DATA FOR THE TASK START

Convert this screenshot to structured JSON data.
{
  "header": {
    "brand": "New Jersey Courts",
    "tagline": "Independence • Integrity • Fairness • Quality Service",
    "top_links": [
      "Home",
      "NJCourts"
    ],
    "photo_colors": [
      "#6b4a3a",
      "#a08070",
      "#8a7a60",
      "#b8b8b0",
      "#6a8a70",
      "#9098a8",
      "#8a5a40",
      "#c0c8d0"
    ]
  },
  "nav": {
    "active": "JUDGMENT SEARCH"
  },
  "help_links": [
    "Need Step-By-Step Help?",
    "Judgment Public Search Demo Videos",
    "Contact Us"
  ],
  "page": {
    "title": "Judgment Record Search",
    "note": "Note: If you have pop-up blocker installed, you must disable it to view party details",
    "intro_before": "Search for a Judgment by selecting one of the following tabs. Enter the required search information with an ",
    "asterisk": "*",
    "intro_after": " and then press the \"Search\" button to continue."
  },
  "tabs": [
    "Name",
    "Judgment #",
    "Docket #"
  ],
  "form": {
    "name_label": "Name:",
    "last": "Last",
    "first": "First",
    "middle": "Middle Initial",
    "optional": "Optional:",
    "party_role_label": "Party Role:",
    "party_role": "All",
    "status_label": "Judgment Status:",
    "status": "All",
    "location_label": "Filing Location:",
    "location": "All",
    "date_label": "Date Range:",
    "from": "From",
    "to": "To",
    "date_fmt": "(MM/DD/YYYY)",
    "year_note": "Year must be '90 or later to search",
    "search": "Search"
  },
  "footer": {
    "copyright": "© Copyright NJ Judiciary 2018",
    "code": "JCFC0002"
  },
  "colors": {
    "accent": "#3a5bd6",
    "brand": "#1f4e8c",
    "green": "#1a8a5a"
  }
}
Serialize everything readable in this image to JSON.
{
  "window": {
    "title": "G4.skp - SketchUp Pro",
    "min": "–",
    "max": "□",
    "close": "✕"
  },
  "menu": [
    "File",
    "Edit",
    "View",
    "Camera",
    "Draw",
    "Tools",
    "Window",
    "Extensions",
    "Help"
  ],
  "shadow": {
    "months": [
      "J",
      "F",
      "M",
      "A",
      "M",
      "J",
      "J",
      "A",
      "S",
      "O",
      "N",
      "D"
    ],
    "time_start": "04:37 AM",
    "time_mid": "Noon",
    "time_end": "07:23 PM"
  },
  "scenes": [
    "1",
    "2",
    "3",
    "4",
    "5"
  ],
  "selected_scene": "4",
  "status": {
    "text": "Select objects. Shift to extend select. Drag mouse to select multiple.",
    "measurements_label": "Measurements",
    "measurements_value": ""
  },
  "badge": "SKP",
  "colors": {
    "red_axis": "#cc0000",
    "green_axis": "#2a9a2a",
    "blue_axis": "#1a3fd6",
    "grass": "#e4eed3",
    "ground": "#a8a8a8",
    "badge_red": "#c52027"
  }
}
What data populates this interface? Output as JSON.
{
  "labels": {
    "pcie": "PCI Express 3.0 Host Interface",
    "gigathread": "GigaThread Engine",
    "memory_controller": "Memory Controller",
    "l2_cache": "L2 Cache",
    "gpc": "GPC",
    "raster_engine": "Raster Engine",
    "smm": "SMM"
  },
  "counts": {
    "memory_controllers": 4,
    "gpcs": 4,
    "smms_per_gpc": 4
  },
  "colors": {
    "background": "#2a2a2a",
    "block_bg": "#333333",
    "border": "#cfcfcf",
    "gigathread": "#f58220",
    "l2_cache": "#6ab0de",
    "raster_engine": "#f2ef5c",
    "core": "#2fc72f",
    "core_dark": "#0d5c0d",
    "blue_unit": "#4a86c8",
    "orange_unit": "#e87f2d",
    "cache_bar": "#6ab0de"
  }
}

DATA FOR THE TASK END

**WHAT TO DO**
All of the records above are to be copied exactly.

**YOUR SOLUTION**
Convert this screenshot to structured JSON data.
{
  "header": {
    "brand": "New Jersey Courts",
    "tagline": "Independence • Integrity • Fairness • Quality Service",
    "top_links": [
      "Home",
      "NJCourts"
    ],
    "photo_colors": [
      "#6b4a3a",
      "#a08070",
      "#8a7a60",
      "#b8b8b0",
      "#6a8a70",
      "#9098a8",
      "#8a5a40",
      "#c0c8d0"
    ]
  },
  "nav": {
    "active": "JUDGMENT SEARCH"
  },
  "help_links": [
    "Need Step-By-Step Help?",
    "Judgment Public Search Demo Videos",
    "Contact Us"
  ],
  "page": {
    "title": "Judgment Record Search",
    "note": "Note: If you have pop-up blocker installed, you must disable it to view party details",
    "intro_before": "Search for a Judgment by selecting one of the following tabs. Enter the required search information with an ",
    "asterisk": "*",
    "intro_after": " and then press the \"Search\" button to continue."
  },
  "tabs": [
    "Name",
    "Judgment #",
    "Docket #"
  ],
  "form": {
    "name_label": "Name:",
    "last": "Last",
    "first": "First",
    "middle": "Middle Initial",
    "optional": "Optional:",
    "party_role_label": "Party Role:",
    "party_role": "All",
    "status_label": "Judgment Status:",
    "status": "All",
    "location_label": "Filing Location:",
    "location": "All",
    "date_label": "Date Range:",
    "from": "From",
    "to": "To",
    "date_fmt": "(MM/DD/YYYY)",
    "year_note": "Year must be '90 or later to search",
    "search": "Search"
  },
  "footer": {
    "copyright": "© Copyright NJ Judiciary 2018",
    "code": "JCFC0002"
  },
  "colors": {
    "accent": "#3a5bd6",
    "brand": "#1f4e8c",
    "green": "#1a8a5a"
  }
}
Serialize everything readable in this image to JSON.
{
  "window": {
    "title": "G4.skp - SketchUp Pro",
    "min": "–",
    "max": "□",
    "close": "✕"
  },
  "menu": [
    "File",
    "Edit",
    "View",
    "Camera",
    "Draw",
    "Tools",
    "Window",
    "Extensions",
    "Help"
  ],
  "shadow": {
    "months": [
      "J",
      "F",
      "M",
      "A",
      "M",
      "J",
      "J",
      "A",
      "S",
      "O",
      "N",
      "D"
    ],
    "time_start": "04:37 AM",
    "time_mid": "Noon",
    "time_end": "07:23 PM"
  },
  "scenes": [
    "1",
    "2",
    "3",
    "4",
    "5"
  ],
  "selected_scene": "4",
  "status": {
    "text": "Select objects. Shift to extend select. Drag mouse to select multiple.",
    "measurements_label": "Measurements",
    "measurements_value": ""
  },
  "badge": "SKP",
  "colors": {
    "red_axis": "#cc0000",
    "green_axis": "#2a9a2a",
    "blue_axis": "#1a3fd6",
    "grass": "#e4eed3",
    "ground": "#a8a8a8",
    "badge_red": "#c52027"
  }
}
What data populates this interface? Output as JSON.
{
  "labels": {
    "pcie": "PCI Express 3.0 Host Interface",
    "gigathread": "GigaThread Engine",
    "memory_controller": "Memory Controller",
    "l2_cache": "L2 Cache",
    "gpc": "GPC",
    "raster_engine": "Raster Engine",
    "smm": "SMM"
  },
  "counts": {
    "memory_controllers": 4,
    "gpcs": 4,
    "smms_per_gpc": 4
  },
  "colors": {
    "background": "#2a2a2a",
    "block_bg": "#333333",
    "border": "#cfcfcf",
    "gigathread": "#f58220",
    "l2_cache": "#6ab0de",
    "raster_engine": "#f2ef5c",
    "core": "#2fc72f",
    "core_dark": "#0d5c0d",
    "blue_unit": "#4a86c8",
    "orange_unit": "#e87f2d",
    "cache_bar": "#6ab0de"
  }
}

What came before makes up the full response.